## WHAT IS NEEDED:
From the data below, restate every line word for word.

-- Opening Marker --

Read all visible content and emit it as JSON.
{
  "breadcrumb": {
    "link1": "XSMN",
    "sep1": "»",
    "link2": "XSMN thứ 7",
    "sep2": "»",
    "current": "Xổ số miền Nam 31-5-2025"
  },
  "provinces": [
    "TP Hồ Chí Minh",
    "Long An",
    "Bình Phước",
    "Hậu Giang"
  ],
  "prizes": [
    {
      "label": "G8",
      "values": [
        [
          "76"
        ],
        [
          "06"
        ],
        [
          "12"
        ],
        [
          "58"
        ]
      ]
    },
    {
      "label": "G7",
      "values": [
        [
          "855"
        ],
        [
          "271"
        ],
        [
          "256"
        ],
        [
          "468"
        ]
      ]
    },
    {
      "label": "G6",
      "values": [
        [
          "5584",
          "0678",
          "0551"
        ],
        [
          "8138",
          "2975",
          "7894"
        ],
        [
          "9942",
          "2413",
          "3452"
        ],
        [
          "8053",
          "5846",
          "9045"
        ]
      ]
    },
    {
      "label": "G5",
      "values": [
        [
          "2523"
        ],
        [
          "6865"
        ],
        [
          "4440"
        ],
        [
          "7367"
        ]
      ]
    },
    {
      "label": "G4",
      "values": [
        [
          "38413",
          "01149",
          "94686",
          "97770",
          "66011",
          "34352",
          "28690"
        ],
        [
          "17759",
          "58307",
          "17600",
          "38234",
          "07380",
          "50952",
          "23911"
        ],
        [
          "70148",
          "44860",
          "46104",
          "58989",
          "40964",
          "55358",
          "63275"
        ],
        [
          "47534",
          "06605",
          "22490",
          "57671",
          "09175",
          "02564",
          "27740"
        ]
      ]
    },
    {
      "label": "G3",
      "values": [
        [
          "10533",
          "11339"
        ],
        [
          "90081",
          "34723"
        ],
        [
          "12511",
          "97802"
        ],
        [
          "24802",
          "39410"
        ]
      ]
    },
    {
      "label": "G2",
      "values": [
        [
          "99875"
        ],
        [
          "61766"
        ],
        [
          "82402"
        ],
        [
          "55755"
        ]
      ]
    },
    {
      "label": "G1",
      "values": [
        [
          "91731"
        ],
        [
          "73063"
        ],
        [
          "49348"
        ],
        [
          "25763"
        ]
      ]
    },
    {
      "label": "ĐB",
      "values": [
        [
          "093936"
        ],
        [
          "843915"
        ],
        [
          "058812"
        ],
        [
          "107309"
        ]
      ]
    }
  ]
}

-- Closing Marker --

## WRITTEN SOLUTION:
Read all visible content and emit it as JSON.
{
  "breadcrumb": {
    "link1": "XSMN",
    "sep1": "»",
    "link2": "XSMN thứ 7",
    "sep2": "»",
    "current": "Xổ số miền Nam 31-5-2025"
  },
  "provinces": [
    "TP Hồ Chí Minh",
    "Long An",
    "Bình Phước",
    "Hậu Giang"
  ],
  "prizes": [
    {
      "label": "G8",
      "values": [
        [
          "76"
        ],
        [
          "06"
        ],
        [
          "12"
        ],
        [
          "58"
        ]
      ]
    },
    {
      "label": "G7",
      "values": [
        [
          "855"
        ],
        [
          "271"
        ],
        [
          "256"
        ],
        [
          "468"
        ]
      ]
    },
    {
      "label": "G6",
      "values": [
        [
          "5584",
          "0678",
          "0551"
        ],
        [
          "8138",
          "2975",
          "7894"
        ],
        [
          "9942",
          "2413",
          "3452"
        ],
        [
          "8053",
          "5846",
          "9045"
        ]
      ]
    },
    {
      "label": "G5",
      "values": [
        [
          "2523"
        ],
        [
          "6865"
        ],
        [
          "4440"
        ],
        [
          "7367"
        ]
      ]
    },
    {
      "label": "G4",
      "values": [
        [
          "38413",
          "01149",
          "94686",
          "97770",
          "66011",
          "34352",
          "28690"
        ],
        [
          "17759",
          "58307",
          "17600",
          "38234",
          "07380",
          "50952",
          "23911"
        ],
        [
          "70148",
          "44860",
          "46104",
          "58989",
          "40964",
          "55358",
          "63275"
        ],
        [
          "47534",
          "06605",
          "22490",
          "57671",
          "09175",
          "02564",
          "27740"
        ]
      ]
    },
    {
      "label": "G3",
      "values": [
        [
          "10533",
          "11339"
        ],
        [
          "90081",
          "34723"
        ],
        [
          "12511",
          "97802"
        ],
        [
          "24802",
          "39410"
        ]
      ]
    },
    {
      "label": "G2",
      "values": [
        [
          "99875"
        ],
        [
          "61766"
        ],
        [
          "82402"
        ],
        [
          "55755"
        ]
      ]
    },
    {
      "label": "G1",
      "values": [
        [
          "91731"
        ],
        [
          "73063"
        ],
        [
          "49348"
        ],
        [
          "25763"
        ]
      ]
    },
    {
      "label": "ĐB",
      "values": [
        [
          "093936"
        ],
        [
          "843915"
        ],
        [
          "058812"
        ],
        [
          "107309"
        ]
      ]
    }
  ]
}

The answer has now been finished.